WITH ALL OF THE REVELATIONS THAT HAVE SURFACED from the former Soviet archives, it has become irrefutable that the Soviet regime initiated, as well as prolonged, the Cold War. This means that the so-called "revisionist" historians, who lectured their audiences for years about how the Americans were the bad guys in the Cold War, have been proven wrong. Works like Vladislav Zubok’s and Constantine Pleshakov’s, Inside the Kremlin's Cold War: from Stalin to Khrushchev, use many de-classified Soviet documents to confirm that the revisionists were wrong about almost everything. But once exceedingly vocal, the revisionists are now conspicuously silent. Being a leftist, you see, means never having to say you’re sorry.
Revisionists argued that American economic "aggression" triggered the Cold War. The little problem with this argument was that it simply didn’t have any evidence. Worse still, as Robert Maddox meticulously demonstrated in The New Left and the Origins of the Cold War, revisionist histories suffered from dishonest scholarship, including the invention of "evidence" and misrepresentation of documents.
Gabriel Kolko was one of the most prominent revisionists. He devoted his entire professional life to blaming the United States in the Cold War. In his works The Limits of Power and The Politics of War, he portrayed America's supposed efforts to penetrate Eastern Europe with capitalism as scandalous, while Stalin's ruthless occupation of that area was mentioned in passing and explained as the result of Soviet desires for "economic partnership" and "security."
Kolko argued that Washington committed a great felony in its failure to accommodate Stalin and give him the secret of the atomic bomb. In his perspective, this made the Soviet dictator paranoid and difficult to deal with. In Stalin and the Bomb: The Soviet Union and Atomic Energy 1939-1956, David Holloway uses Soviet documents, as well as interviews with Russian scientists who constructed Soviet nuclear weaponry, to show that American post-war policies and monopoly of nuclear weapons had no effect on Stalin's conduct. In other words, Stalin's paranoia would not have been alleviated, nor would the arms race have been avoided, had the U.S. shared information about the atomic bomb with Stalin.

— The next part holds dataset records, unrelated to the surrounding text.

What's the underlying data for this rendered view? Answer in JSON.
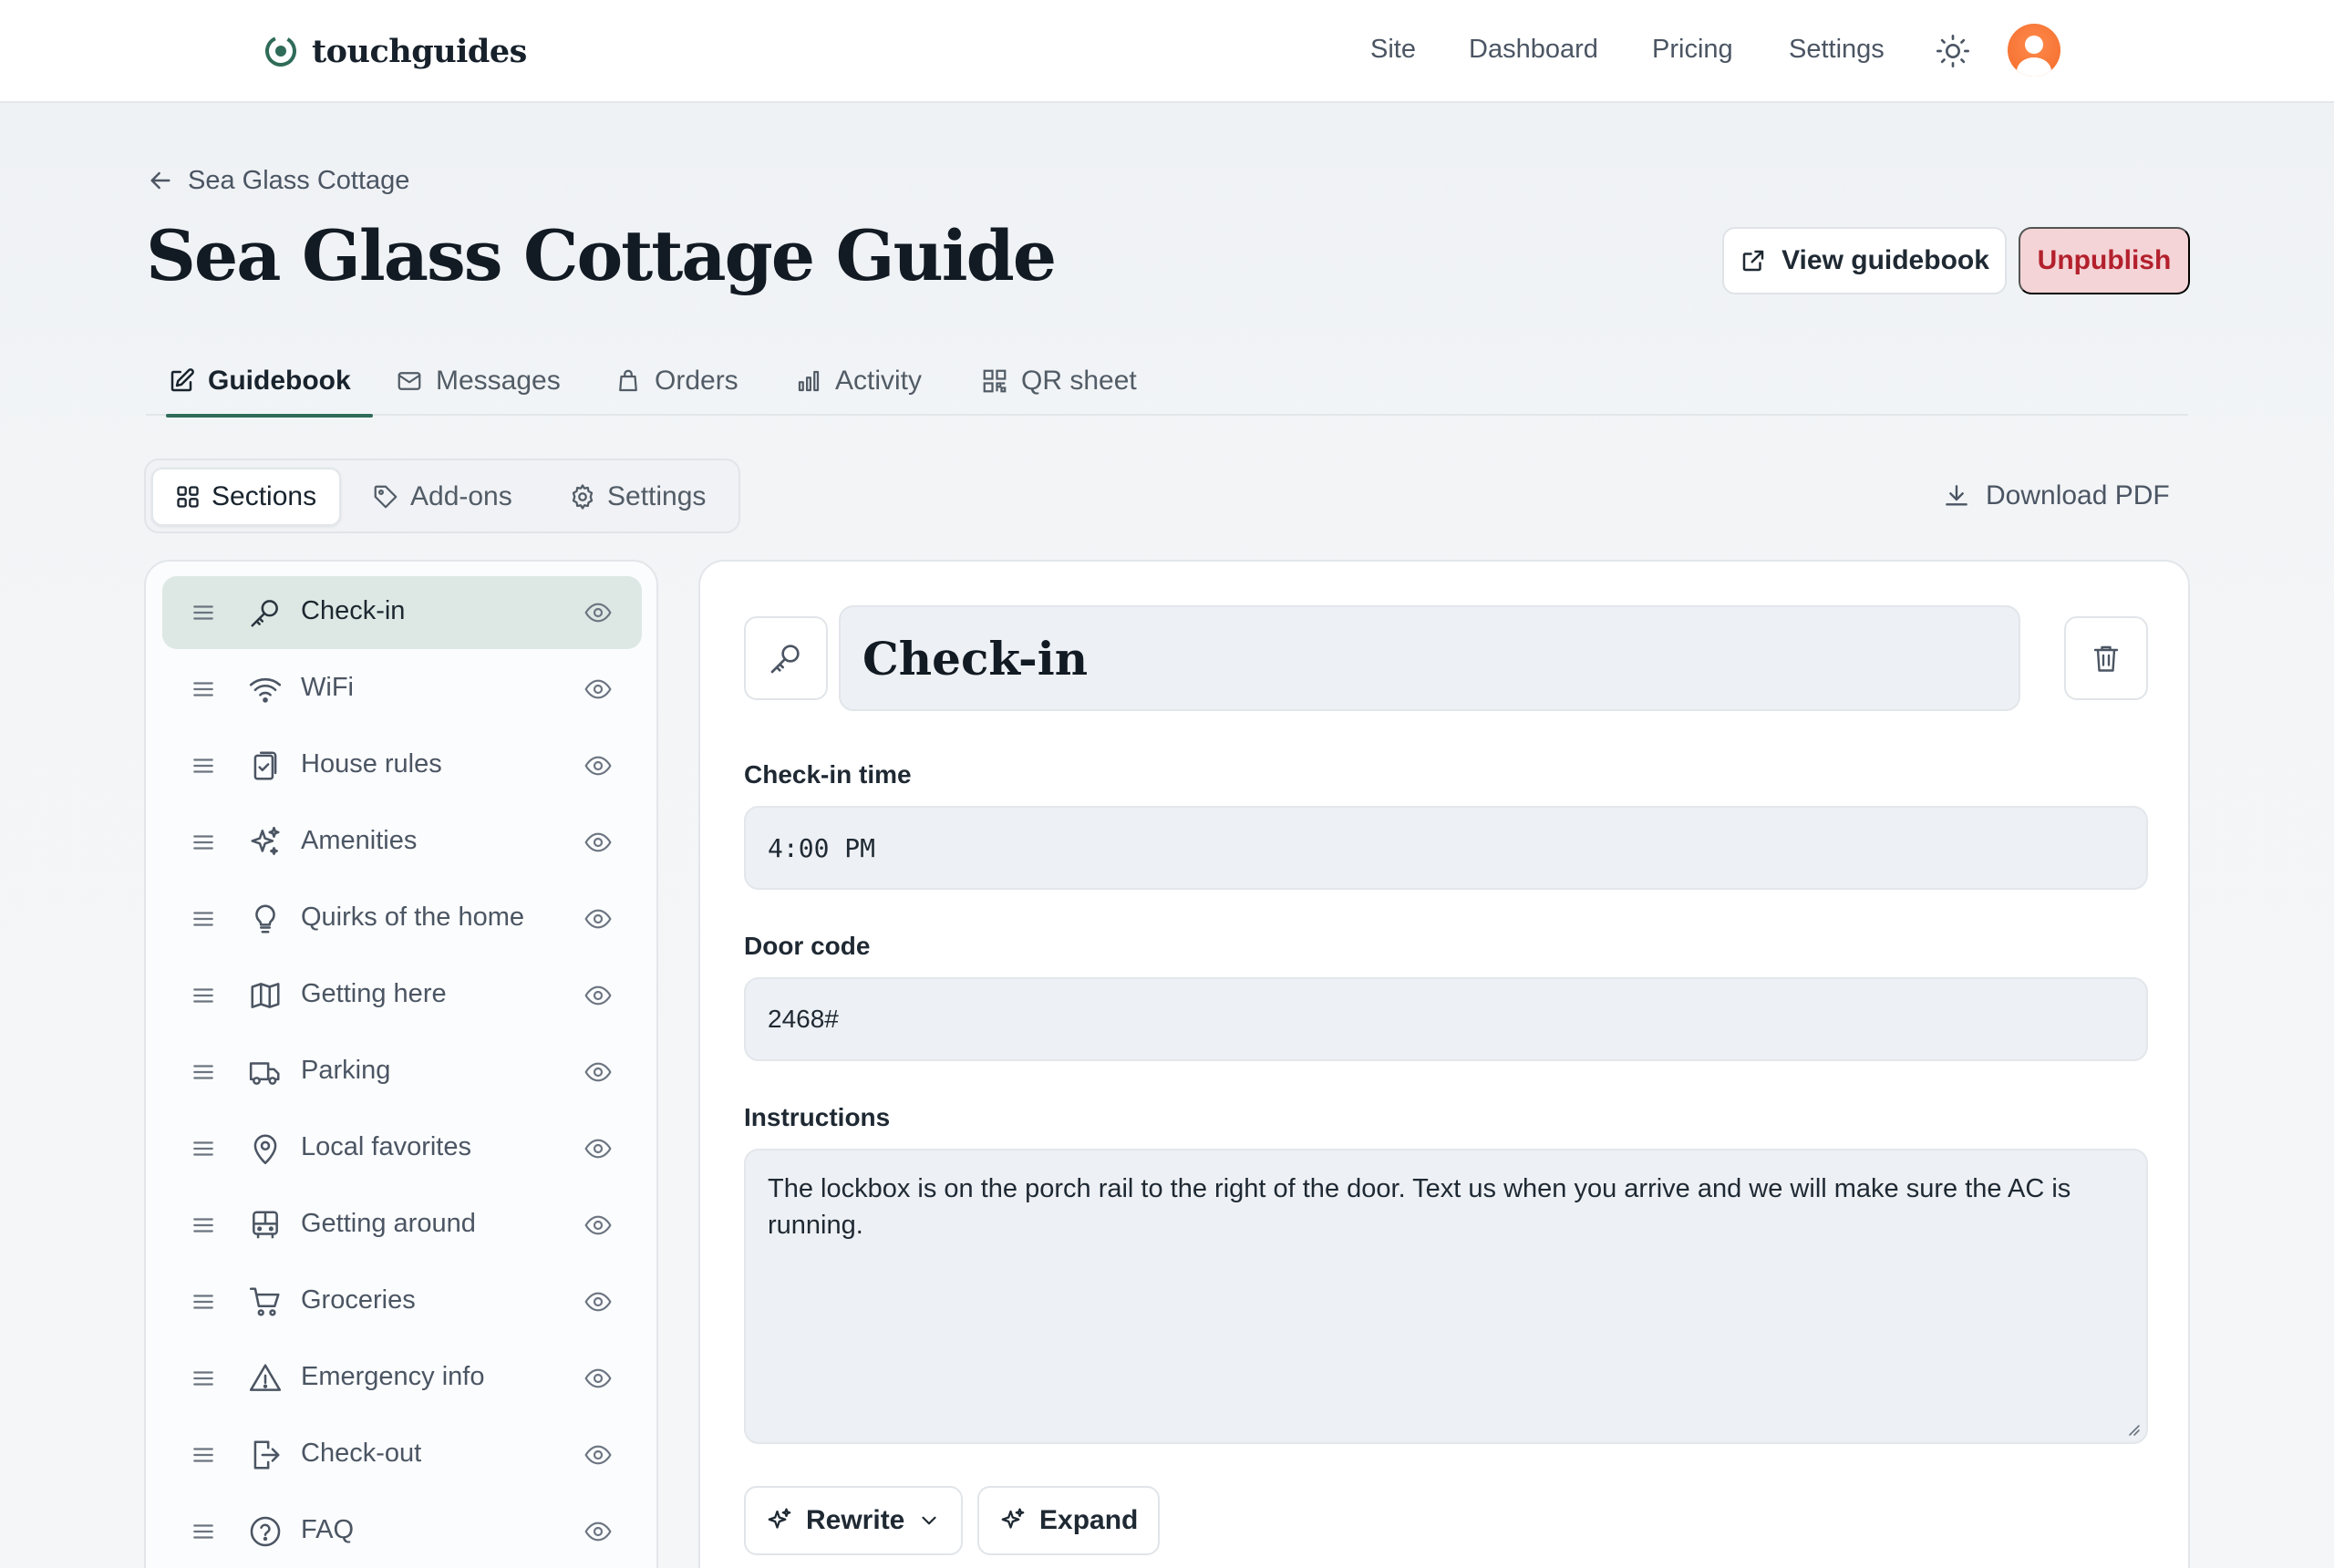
{
  "brand": {
    "name": "touchguides"
  },
  "nav": {
    "site": "Site",
    "dashboard": "Dashboard",
    "pricing": "Pricing",
    "settings": "Settings"
  },
  "breadcrumb": {
    "label": "Sea Glass Cottage"
  },
  "page": {
    "title": "Sea Glass Cottage Guide"
  },
  "actions": {
    "view_guidebook": "View guidebook",
    "unpublish": "Unpublish"
  },
  "tabs": [
    {
      "label": "Guidebook",
      "icon": "edit-icon",
      "active": true
    },
    {
      "label": "Messages",
      "icon": "mail-icon"
    },
    {
      "label": "Orders",
      "icon": "bag-icon"
    },
    {
      "label": "Activity",
      "icon": "bar-chart-icon"
    },
    {
      "label": "QR sheet",
      "icon": "qr-icon"
    }
  ],
  "segments": [
    {
      "label": "Sections",
      "icon": "grid-icon",
      "active": true
    },
    {
      "label": "Add-ons",
      "icon": "tag-icon"
    },
    {
      "label": "Settings",
      "icon": "gear-icon"
    }
  ],
  "download": {
    "label": "Download PDF"
  },
  "sections": [
    {
      "label": "Check-in",
      "icon": "key-icon",
      "active": true
    },
    {
      "label": "WiFi",
      "icon": "wifi-icon"
    },
    {
      "label": "House rules",
      "icon": "clipboard-check-icon"
    },
    {
      "label": "Amenities",
      "icon": "sparkles-icon"
    },
    {
      "label": "Quirks of the home",
      "icon": "lightbulb-icon"
    },
    {
      "label": "Getting here",
      "icon": "map-icon"
    },
    {
      "label": "Parking",
      "icon": "truck-icon"
    },
    {
      "label": "Local favorites",
      "icon": "map-pin-icon"
    },
    {
      "label": "Getting around",
      "icon": "bus-icon"
    },
    {
      "label": "Groceries",
      "icon": "cart-icon"
    },
    {
      "label": "Emergency info",
      "icon": "alert-triangle-icon"
    },
    {
      "label": "Check-out",
      "icon": "log-out-icon"
    },
    {
      "label": "FAQ",
      "icon": "help-circle-icon"
    }
  ],
  "editor": {
    "section_title": "Check-in",
    "fields": {
      "checkin_time": {
        "label": "Check-in time",
        "value": "4:00 PM"
      },
      "door_code": {
        "label": "Door code",
        "value": "2468#"
      },
      "instructions": {
        "label": "Instructions",
        "value": "The lockbox is on the porch rail to the right of the door. Text us when you arrive and we will make sure the AC is running."
      }
    },
    "ai_actions": {
      "rewrite": "Rewrite",
      "expand": "Expand"
    }
  },
  "colors": {
    "accent": "#2f6b58",
    "danger": "#b3202c",
    "danger_bg": "#f4d4d6",
    "active_item_bg": "#dde8e4"
  }
}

Kolko also argued that the Soviets treated Poland well during the Second World War. History tells us that the Soviet purges of Poles during WWII included the Katyn forest massacre in the Spring of 1940. Vladimir Abarinov’s definitive study, The Murderers of Katyn, demonstrates that the Soviet secret police executed approximately 14,500 Polish officers in that massacre and buried them in mass graves. When Polish investigators asked about these officers, the Soviets suggested that they had escaped to Manchuria. That version encountered several difficulties after German troops discovered the mass graves in 1943, whereupon Stalin blamed the massacre on Berlin. Despite hard evidence of Soviet guilt, Moscow steadfastly insisted upon its innocence for fifty years.
Kolko had a love affair with the Soviet version of Katyn. When he wasn’t arguing that the "criminological evidence" proved the "culpability of both sides," he blamed the Germans. In April 1990, Premier Mikhail Gorbachev publicly admitted Soviet responsibility for the Katyn executions.
Kolko also revealed his power of imagination regarding Korea. He embraced the official communist position on the Korean war and blamed the conflict on South Korea -- even though North Korea invaded it. Kolko writes that the "North Korean army moved across the 38th parallel about 4:00 a.m. on June 25," but explains that the invasion should not be seen as "a causal fact" of the Korean war. In Uncertain Partners: Stalin, Mao and the Korean War, Sergei Goncharov, John Lewis and Xue Litai use new documents to reveal that North Korea had planned and initiated the invasion with the objective of unifying the country through military force, and that this had the full support of Joseph Stalin. The documents confirm that Stalin sought to establish his position as leader of the international communist movement by his support of the invasion. He believed the United States would not interfere in Korea and was shocked by the American intervention.
One would expect historians to be interested in all of these revelations. But revisionist historians, like Gabriel Kolko, show no interest in the disclosures about topics to which they had devoted their entire professional careers. Why? Well, because they are too busy hiding in the dark, scurrying from the light -- and licking their wounds. They’re tired, you see, because it takes a lot of energy to forget that the last 50 years actually even happened.